At an evening hosted by an architect friend in Milan a large abstract composition combining Asian calligraphy with paper collage caught my eye above the dinner table. Luckily the artist turned out to be a friend with a studio in the city. Entering Minjung’s studio felt like entering a traditional workshop, temple and small museum at the same time. An atmosphere of calm imbued with a sensitivity for Western art while a constant buzz was in the air, all qualities that filter through into Minjung’s art: a balance of colour and shape, of light and shadow, of material and void, of destruction and creation, of animated composition and tranquility: an overall equilibrium very few artists possess.
Minjung Kim’s works move within a vibrant tension field defined by tradition, technique and contemporary aesthetics. Delicate compositions of abstract origin, her works bear something genuine, pristine and natural and transmit a unique calmness and sensitivity.

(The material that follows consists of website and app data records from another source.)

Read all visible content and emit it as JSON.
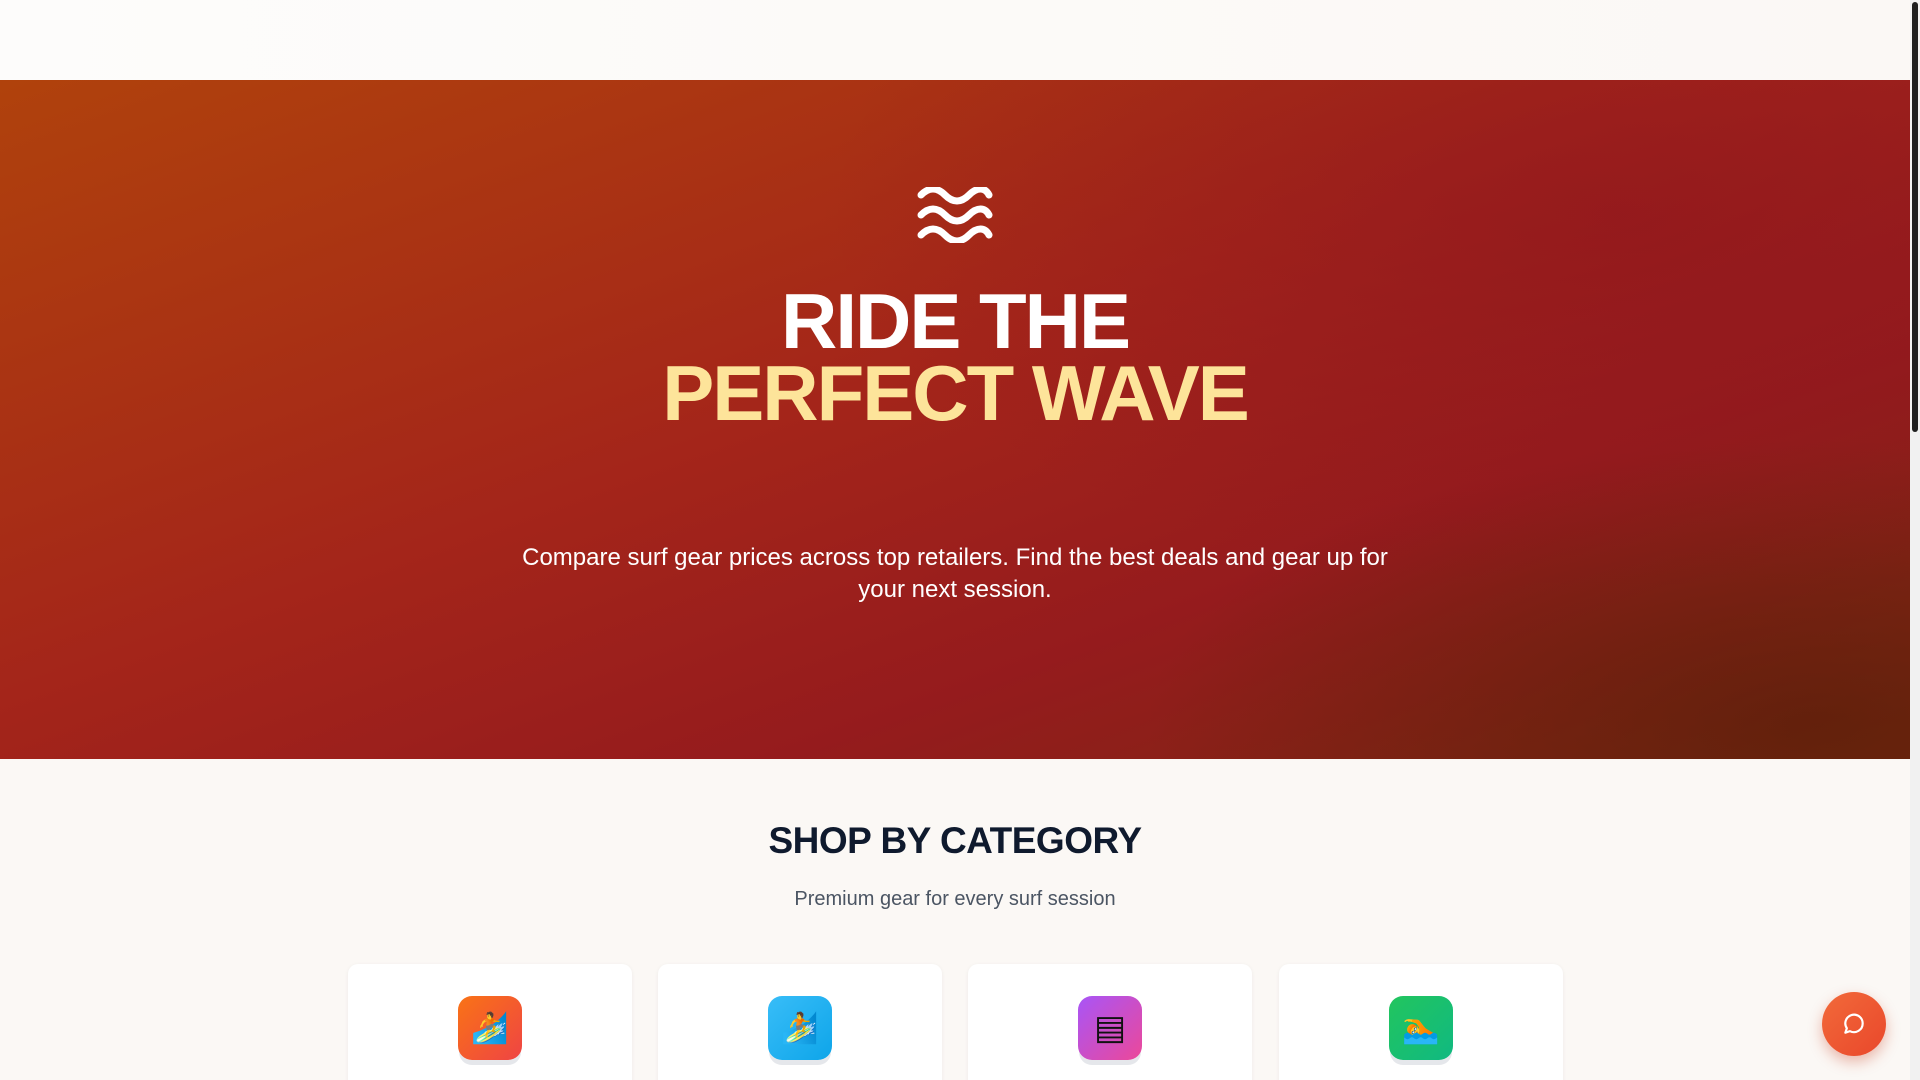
{
  "hero": {
    "icon": "waves-icon",
    "title_line1": "RIDE THE",
    "title_line2": "PERFECT WAVE",
    "subtitle": "Compare surf gear prices across top retailers. Find the best deals and gear up for your next session."
  },
  "categories": {
    "title": "SHOP BY CATEGORY",
    "subtitle": "Premium gear for every surf session",
    "items": [
      {
        "icon": "surfer-icon",
        "glyph": "🏄",
        "color_from": "#f97316",
        "color_to": "#ef4444"
      },
      {
        "icon": "surfer-icon",
        "glyph": "🏄",
        "color_from": "#38bdf8",
        "color_to": "#0ea5e9"
      },
      {
        "icon": "wetsuit-icon",
        "glyph": "▤",
        "color_from": "#a855f7",
        "color_to": "#ec4899"
      },
      {
        "icon": "swimmer-icon",
        "glyph": "🏊",
        "color_from": "#22c55e",
        "color_to": "#10b981"
      }
    ]
  },
  "chat": {
    "icon": "chat-bubble-icon"
  },
  "colors": {
    "hero_accent": "#fde49a",
    "heading_dark": "#0f1a2e",
    "chat_button": "#ef5a32"
  }
}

Kim mostly uses traditional handmade Korean paper called Mulberry hanji, known for its haptic texture and sensual materiality. Unlike other artists emerging from traditional Eastern painting and partly working with historical media and methods, her paper collages and watercolours conceptually and visually fit into the canon of contemporary Western art. Even though aesthetic and technique may appear unusual to the Western spectator – brushstrokes with a calligraphic quality rather than a painterly impasto, outlines are created mostly through a careful and controlled burning process rather than drawing with ink or pencil; Kim’s works profit from both traditional Eastern and Western training and breathe the spirit of Tao as much as post-war abstract mark making

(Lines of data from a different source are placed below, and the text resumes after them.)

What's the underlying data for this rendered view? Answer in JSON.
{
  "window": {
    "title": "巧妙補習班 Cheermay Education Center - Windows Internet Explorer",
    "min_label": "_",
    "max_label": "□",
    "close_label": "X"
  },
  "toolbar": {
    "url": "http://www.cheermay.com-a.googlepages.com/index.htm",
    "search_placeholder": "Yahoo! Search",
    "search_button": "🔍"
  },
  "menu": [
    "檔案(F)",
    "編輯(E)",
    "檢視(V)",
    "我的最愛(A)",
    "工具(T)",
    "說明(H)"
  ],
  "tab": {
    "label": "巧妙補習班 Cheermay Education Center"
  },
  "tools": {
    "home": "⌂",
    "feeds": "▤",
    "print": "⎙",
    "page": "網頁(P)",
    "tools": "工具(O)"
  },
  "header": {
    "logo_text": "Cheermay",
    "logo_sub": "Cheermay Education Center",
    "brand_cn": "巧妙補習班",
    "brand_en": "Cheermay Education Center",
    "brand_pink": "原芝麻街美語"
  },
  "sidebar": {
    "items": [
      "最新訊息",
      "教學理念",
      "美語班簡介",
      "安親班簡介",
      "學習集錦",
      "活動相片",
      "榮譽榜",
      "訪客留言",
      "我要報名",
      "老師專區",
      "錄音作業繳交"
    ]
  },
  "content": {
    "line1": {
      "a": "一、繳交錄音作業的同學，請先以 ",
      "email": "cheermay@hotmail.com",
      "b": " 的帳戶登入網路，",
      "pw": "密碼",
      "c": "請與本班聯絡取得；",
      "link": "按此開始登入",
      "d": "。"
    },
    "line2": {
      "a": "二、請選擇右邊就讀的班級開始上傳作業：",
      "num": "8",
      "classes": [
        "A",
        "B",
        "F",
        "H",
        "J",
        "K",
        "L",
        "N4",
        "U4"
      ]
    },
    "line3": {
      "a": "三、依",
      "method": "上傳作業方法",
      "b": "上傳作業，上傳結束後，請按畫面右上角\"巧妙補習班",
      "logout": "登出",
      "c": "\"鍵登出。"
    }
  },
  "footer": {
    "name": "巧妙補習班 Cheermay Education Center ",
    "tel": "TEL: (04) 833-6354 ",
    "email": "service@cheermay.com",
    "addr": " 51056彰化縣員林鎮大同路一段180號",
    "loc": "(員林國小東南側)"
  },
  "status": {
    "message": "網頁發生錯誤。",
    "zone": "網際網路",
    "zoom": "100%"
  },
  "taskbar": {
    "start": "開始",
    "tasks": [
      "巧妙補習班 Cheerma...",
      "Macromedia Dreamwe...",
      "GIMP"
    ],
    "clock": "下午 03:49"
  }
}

Some of Minjung Kim’s works are rendered in muted, earthy colours, or in monochrome tonalities like in her Mountain series, which possess a colour palette that links more to Asian prints, scrolls, or landscapes. Yet other, often large-scale compositions such as examples from the Alveare, Pieno di Vuoto or The Street series are rich in colour and recollect the embroideries by Alighiero Boetti. In her latest Phasing series Kim creates compositions where a burnt layer loosely copies the painted ink layer beneath. Both designs are slightly shifted and produce an almost imperceptible illusion in our perception.
The influence of Tao contributes to Kim’s interest in nature and in exploring philosophical principles in her art. Kim has for over two decades now created shapes and layered compositions by burning the edges or perforating it with the flame of a candle or incense. For Kim this repeated process symbolizes the transience of time and its layering into different time spheres.
Minjung Kim's work is present in numerous and important private and institutional collections as: Cavalier Agrati, Berlingieri and Goulandris private collection. Recent solo exhibitions include: Traces, OCI Museum of Art, Seoul, Korea (2015); The Light, The Shade, The Depth, Luxembourg & Dayan, Palazzo Caboto, Venezia, Italy (curated by Jean-Christophe Ammann) (2015); Minjung Kim. The Sound of Light, Macro – Museo d’Arte Contemporanea, Rome, Italy (2012).
Exhibitions at the gallery:
Phasing, 2017 (solo show)
Predestination, 2013 (solo show)
Landscape and Memory, 2011 (group show with Edward Collinson, Andy Goldsworthy, Runo Lagomarsino, Richard Long, Peter Matthews and Saad Qureshi)
Between, 2010 (group show with Susan Hefuna and Saad Qureshi)
Tension, 2009 (solo show)
Minjung Kim, Void in fullness, 2007 (solo show)
Watercolour on mulberry Hanji paper
32 x 21 cm
ink on mulberry Hanji paper
28 x 27 cm
Watercolour on mulberry Hanji paper
Mixed media on mulberry Hanji paper
140 x 200 cm